As newspaper reporters, if such an incident were happening today, you can be sure that you would be covering it, but until 1956, there was not a mention of any of these incidents in Detroit's daily newspapers. They were off the radar of the major dailies.
This process of housing discrimination set into motion a chain reaction.
Blacks were poorer than whites and they had to pay more for housing. They had a harder time getting loans. Hence, they spent more of their income on the purchase of real estate. They were, by and large, confined to the oldest houses in the city, houses that needed lots of repair work. Many of their houses deteriorated as a consequence of them being older, not being able to get loans and folks not having all that much money in their pockets. City officials looked out onto the poor housing stock in poor neighborhoods and said, "we should tear this down."
Moreover, the fact that housing stock was old and in many cases deteriorating in black neighborhoods provided seemingly irrefutable evidence to whites that blacks were irresponsible. "We kept up our property, why aren't they keeping up their property?

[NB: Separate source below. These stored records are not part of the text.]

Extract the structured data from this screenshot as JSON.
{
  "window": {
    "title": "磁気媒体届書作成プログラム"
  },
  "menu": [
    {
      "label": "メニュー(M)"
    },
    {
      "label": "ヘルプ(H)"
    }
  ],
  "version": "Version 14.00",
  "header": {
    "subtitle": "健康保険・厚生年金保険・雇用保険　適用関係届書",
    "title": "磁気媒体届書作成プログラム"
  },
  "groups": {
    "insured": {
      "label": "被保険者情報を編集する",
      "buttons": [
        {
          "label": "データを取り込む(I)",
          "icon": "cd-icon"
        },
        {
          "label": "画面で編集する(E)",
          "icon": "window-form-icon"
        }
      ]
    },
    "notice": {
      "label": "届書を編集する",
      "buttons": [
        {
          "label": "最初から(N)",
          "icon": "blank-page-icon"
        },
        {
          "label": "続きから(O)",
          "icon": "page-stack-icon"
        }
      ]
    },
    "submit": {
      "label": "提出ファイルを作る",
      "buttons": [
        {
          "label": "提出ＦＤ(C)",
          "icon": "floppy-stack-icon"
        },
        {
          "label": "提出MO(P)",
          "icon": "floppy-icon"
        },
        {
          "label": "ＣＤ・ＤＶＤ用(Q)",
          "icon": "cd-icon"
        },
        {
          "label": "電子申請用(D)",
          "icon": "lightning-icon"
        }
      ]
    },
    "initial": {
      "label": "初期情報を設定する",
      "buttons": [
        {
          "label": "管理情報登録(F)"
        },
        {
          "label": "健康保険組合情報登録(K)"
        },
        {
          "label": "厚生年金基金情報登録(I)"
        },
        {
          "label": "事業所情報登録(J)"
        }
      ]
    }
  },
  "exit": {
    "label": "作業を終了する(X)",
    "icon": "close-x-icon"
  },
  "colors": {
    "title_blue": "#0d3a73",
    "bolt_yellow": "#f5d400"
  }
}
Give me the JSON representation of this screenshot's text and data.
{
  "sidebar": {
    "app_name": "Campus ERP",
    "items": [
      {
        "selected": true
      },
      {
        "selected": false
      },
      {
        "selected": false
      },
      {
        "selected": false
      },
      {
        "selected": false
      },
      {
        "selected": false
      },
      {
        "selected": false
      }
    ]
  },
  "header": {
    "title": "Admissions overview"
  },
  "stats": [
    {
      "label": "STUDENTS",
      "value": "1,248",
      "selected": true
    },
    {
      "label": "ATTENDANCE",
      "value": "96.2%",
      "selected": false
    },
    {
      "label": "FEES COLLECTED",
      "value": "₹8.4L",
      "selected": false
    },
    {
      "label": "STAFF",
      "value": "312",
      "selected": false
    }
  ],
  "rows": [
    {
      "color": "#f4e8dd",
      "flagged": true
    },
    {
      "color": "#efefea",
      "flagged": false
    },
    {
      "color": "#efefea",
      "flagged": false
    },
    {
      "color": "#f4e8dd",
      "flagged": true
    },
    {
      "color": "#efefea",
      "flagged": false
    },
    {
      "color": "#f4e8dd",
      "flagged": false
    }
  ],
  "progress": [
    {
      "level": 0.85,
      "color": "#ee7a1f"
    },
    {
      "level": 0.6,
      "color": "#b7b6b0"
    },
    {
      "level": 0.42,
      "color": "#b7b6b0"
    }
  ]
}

Finally, this neighborhood deterioration seemed to lenders definitive proof that blacks were a poor credit risk and justified disinvestment.
To talk about Detroit's problems beginning in 1967, or beginning with the election of Coleman Young, or beginning with the globalization of the 1970s is to miss the boat.
The pattern of workplace discrimination, of the massive loss of jobs, of the residential balkanization of the city into black and white -- this was already well established by 1967. It wasn't Coleman Young that led to the harsh racial divisions between blacks and whites in metropolitan Detroit. It was there, and had been festering for a long time.
It wasn't the riot that led to disinvestment from the city of Detroit. Disinvestment had been going on very significantly for years.
And it wasn't globalization that led to the loss of jobs. That loss of jobs was going on when the auto industry was at its very peak.
We focus on changing the attitudes and motivations of individual workers, rather than challenging larger discriminatory practices.
We have a policy mismatch, a gap between the reality that I have described and the policy recommendations to try to address those problems.
The premise of welfare reform is to put welfare recipients to work. The problem is that the areas with the greatest job growth in the metropolitan area tend to be the farthest away from where the poorest folk live, in the outer suburbs largely inaccessible by public transportation. So there's a gap between the reality of jobs and job loss and a policy solution.
Another major one,is downtown revitalization and tourism: "Build casinos and they will come. You need to deal with the deeply rooted problems I've described: job flight, racial segregation, discrimination.
We need to think about providing poor people with access to secure, well-paying jobs, wherever those jobs might be.
We need to begin thinking more creatively than we have with the real problem of racial division in our city and in our nation. Conversations on race are not enough. We need to deal with the reality of economic and residential division.